Summary: Congestion Avoidance and Control
Van Jacobson
Lawrence Berkeley Laboratory
Michael J. Karels
University of California at Berkeley
November, 1988
Computer networks have experienced an explosive growth over the past few years and with
that growth have come severe congestion problems. For example, it is now common to see
internet gateways drop 10% of the incoming packets because of local buffer overflows.
Our investigation of some of these problems has shown that much of the cause lies in
transport protocol implementations (not in the protocols themselves): The `obvious' ways
to implement a window-based transport protocol can result in exactly the wrong behavior
in response to network congestion. We give examples of `wrong' behavior and describe
some simple algorithms that can be used to make right things happen. The algorithms are
rooted in the idea of achieving network stability by forcing the transport connection to obey
a `packet conservation' principle.
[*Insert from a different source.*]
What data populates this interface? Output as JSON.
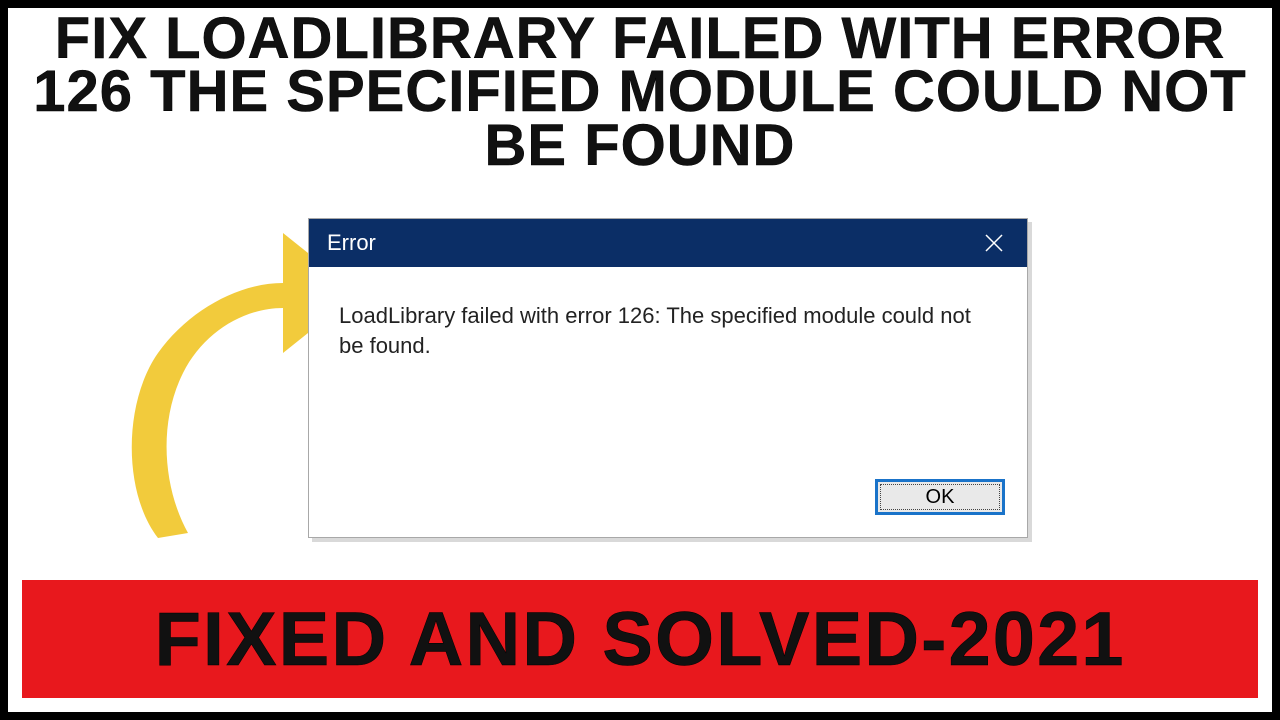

We show how the algorithms derive from this principle
and what effect they have on traffic over congested networks.
In October of '86, the Internet had the first of what became a series of `congestion col-
lapses'. During this period, the data throughput from LBL to UC Berkeley (sites separated


Source: Akella, Aditya - Department of Computer Sciences, University of Wisconsin at Madison


Collections: Computer Technologies and Information Sciences